Use the following command syntax:

bcdedit /create /application AppType /d "Description"

Here AppType is one of the previously listed application types, such as:

bcdedit /create /application osloader /d "Windows 8"

You can delete entries in the system store using the /delete command and the following syntax:

bcdedit /delete Identifier

If you are trying to delete a well-known identifier, you must use the /f command to force deletion, such as:

bcdedit /delete {ntldr} /f

By default, when using the /delete command, the /cleanup option is implied, and this means BCD Editor cleans up any other references to the entry being deleted. This ensures that the data store doesn’t have invalid references to the identifier you removed. Because entries are removed from the display order as well, this can result in a different default operating system being set. If you want to delete the entry and clean up all other references except the display order entry, you can use the /nocleanup command.

Windows Server 2012 Overview : Boot Configuration (part 1) – Boot from hardware and firmwareWindows Server 2012 Overview : Boot Configuration (part 2) – Boot environment essentials, Managing startup and boot configuration

Windows Server 2012 Overview : Boot Configuration (part 4) – Managing the Boot Configuration Data store and its entries – Setting BCD entry values
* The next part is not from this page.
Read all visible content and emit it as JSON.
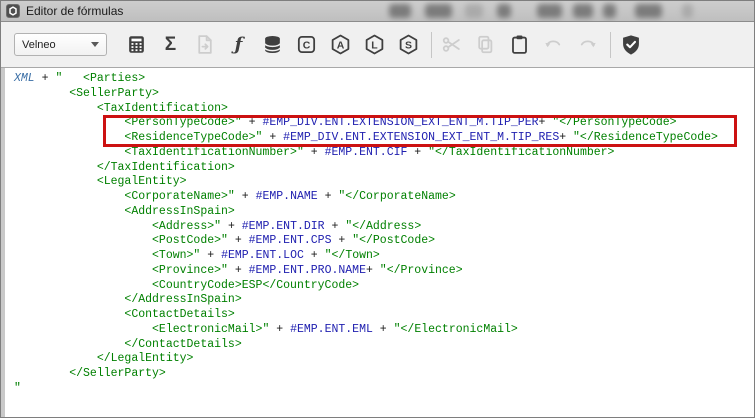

Windows Server 2012 Overview : Boot Configuration (part 5) – Managing the Boot Configuration Data store and its entries – Changing the operating system display order